The bottom line, the quality of your training material matters. Seems like an obvious statement, but we’ve found it to be essential for an effective learning strategy, especially if the strategy involves self-paced content. The worse the learning experience is for the learner, the faster they’ll tune out, prioritize everything else above it, and the lower the retention rate. Make sure your training material is interesting, engaging, easy to locate and access as this will make a big difference for the number of people who may now be interested in training and also for how well they retain and keep with the information.
What’s the use of investing in training if you continue to do things the old way, with the old process? Seems like this wouldn’t be an issue, but we see it time and time again. Why? Old habits are hard to break. They’re especially hard to break if your training experience was anything like the ones above, in which case you probably didn’t retain much and it’s likely a lot easier and quicker to fall back into old patterns than re-learn the new techniques again.
Organizations need to recognize this as a reality and support the use of new skills. We’ve worked with companies that have invested in training for a new software version only to delay the actual implementation of that software! Or even train their team on new ways of doing things, only to stick with the same old processes. In these scenarios, employees have no choice other than NOT using their new skills and talents. Reinforcing new skills and training is a key part of learning and encouraging the use of new skills will directly impact the ROI you get from your training investment. Don’t make the investment if you aren’t ready to follow through.
I recently spoke to a VP of engineering who was proud to consider his company a ‘supporter of skill development and training’ for all employees. When I asked what resources and time are made available for skills development and how those efforts tie into the bottom line…crickets.
At a young age we’re taught that actions speak louder than words and it’s no different for a corporate training program. If you say you’re supportive of professional development but don’t (a) dedicate time for training, (b) provide the necessary resources to improve skills that directly impact a job function, and (c) monitor and track the training by your team over time, then I’d be willing to bet you don’t have a clue how effective professional development is in your organization.
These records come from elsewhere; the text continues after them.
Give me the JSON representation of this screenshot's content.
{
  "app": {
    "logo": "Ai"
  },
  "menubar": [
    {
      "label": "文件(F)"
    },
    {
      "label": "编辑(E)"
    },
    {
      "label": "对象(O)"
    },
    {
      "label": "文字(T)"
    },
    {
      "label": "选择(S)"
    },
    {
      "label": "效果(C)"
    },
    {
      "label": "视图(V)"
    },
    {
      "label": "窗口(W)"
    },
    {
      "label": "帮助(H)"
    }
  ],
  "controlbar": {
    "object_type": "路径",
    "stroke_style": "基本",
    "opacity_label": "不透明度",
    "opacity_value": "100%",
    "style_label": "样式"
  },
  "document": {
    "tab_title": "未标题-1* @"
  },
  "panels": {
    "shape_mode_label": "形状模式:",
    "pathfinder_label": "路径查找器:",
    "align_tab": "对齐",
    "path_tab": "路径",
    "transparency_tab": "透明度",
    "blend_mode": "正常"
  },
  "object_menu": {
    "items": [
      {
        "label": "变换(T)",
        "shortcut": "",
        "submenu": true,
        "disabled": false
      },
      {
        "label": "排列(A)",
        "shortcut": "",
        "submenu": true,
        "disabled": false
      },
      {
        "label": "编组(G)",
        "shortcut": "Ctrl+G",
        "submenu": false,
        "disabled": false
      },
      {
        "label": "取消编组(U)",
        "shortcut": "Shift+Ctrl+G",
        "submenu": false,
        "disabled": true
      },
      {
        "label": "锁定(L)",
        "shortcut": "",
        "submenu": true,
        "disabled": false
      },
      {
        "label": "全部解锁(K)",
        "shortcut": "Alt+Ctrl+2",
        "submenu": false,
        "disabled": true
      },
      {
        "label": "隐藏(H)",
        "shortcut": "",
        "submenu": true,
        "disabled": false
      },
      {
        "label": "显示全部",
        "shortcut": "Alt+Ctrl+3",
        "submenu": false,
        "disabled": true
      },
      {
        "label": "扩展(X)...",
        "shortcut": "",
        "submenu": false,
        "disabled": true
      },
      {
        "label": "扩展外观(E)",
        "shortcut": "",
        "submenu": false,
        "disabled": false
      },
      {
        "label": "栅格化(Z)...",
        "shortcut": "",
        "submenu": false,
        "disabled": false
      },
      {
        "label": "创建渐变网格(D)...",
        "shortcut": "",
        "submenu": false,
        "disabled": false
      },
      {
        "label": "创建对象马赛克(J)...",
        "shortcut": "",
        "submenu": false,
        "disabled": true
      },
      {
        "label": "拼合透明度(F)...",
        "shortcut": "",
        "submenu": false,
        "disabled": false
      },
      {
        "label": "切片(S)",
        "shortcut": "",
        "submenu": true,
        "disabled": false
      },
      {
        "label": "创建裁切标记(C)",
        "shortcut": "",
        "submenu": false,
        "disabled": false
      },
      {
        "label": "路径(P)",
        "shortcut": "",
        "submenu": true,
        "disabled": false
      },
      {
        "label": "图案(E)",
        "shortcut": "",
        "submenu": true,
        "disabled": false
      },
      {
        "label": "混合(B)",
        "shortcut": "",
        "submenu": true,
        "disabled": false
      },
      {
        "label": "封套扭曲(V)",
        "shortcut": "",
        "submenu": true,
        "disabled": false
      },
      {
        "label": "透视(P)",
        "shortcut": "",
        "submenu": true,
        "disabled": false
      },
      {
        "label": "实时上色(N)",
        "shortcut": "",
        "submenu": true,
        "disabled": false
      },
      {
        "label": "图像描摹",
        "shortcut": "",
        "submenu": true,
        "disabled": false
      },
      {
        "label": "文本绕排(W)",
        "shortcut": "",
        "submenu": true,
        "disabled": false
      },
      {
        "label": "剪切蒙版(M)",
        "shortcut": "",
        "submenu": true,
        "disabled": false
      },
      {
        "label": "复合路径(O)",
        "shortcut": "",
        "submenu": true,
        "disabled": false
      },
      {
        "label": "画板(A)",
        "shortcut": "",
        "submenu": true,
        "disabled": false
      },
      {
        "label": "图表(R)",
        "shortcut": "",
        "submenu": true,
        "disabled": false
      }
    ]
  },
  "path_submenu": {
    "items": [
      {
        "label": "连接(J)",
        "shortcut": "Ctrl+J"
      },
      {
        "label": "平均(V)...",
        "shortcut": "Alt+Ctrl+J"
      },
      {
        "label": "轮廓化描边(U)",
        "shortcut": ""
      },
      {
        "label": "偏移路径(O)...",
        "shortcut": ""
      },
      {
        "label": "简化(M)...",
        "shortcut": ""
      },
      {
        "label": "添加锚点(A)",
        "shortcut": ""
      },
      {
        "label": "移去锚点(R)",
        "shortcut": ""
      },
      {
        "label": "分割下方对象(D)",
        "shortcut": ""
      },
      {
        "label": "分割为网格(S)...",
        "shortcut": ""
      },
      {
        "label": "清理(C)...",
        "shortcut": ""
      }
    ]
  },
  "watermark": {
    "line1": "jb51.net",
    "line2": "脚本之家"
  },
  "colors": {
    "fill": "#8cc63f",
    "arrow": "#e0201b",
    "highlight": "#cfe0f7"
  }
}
Look for training solutions that can be easily integrated into a typical work schedule. eLearning and self-paced solutions are ideal for this, especially if they include tools for tracking employee engagement and provide some sort of certification or badging to measure outcomes.
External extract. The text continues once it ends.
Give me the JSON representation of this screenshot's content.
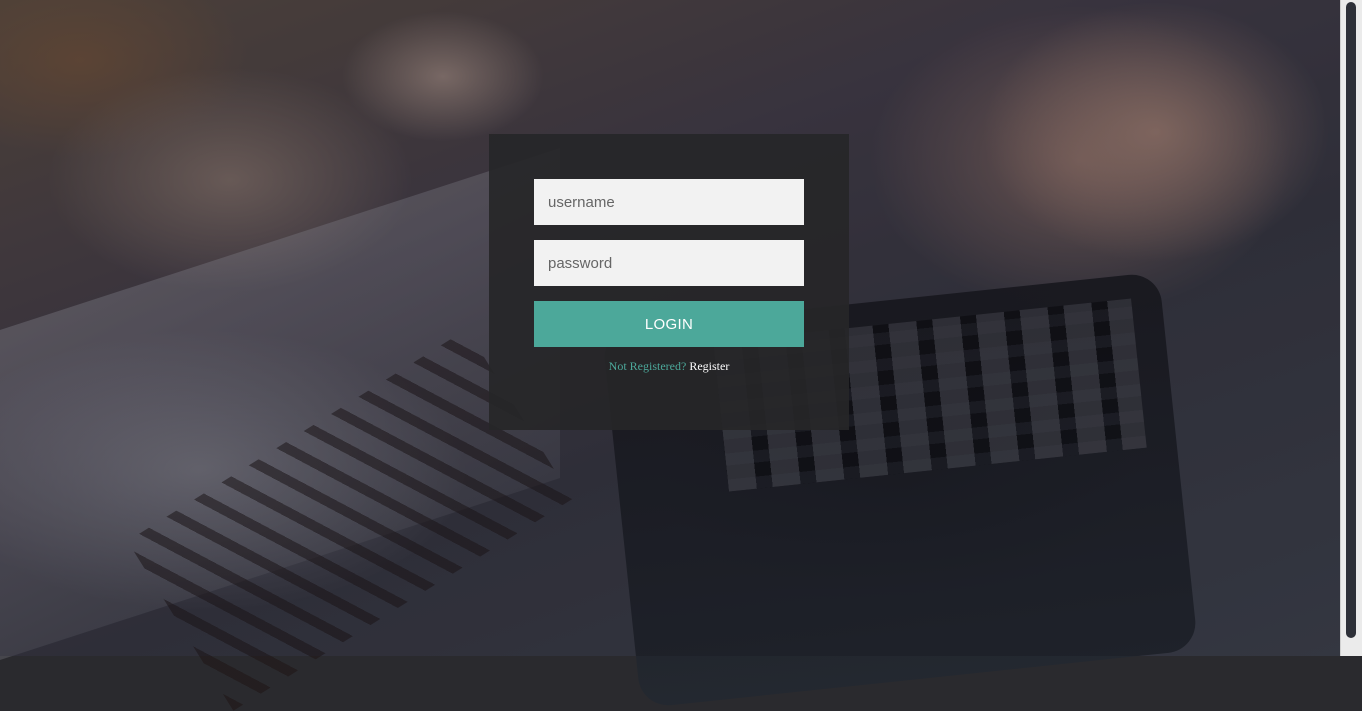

Don’t let these bad habits seep into your company’s training initiatives. Learn from these mistakes and make sure your employees are set up to retain the information they’re learning, have the necessary time to put it to practice, and that it’s an engaging learning experience so that they’ll want to continue training and developing the necessary skills to have a positive impact on your business’ bottom line.
Learn how SolidProfessor can help you build an effective and engaging training program for your engineering team.
About the Author
SolidProfessor Director of Sales and golf addict.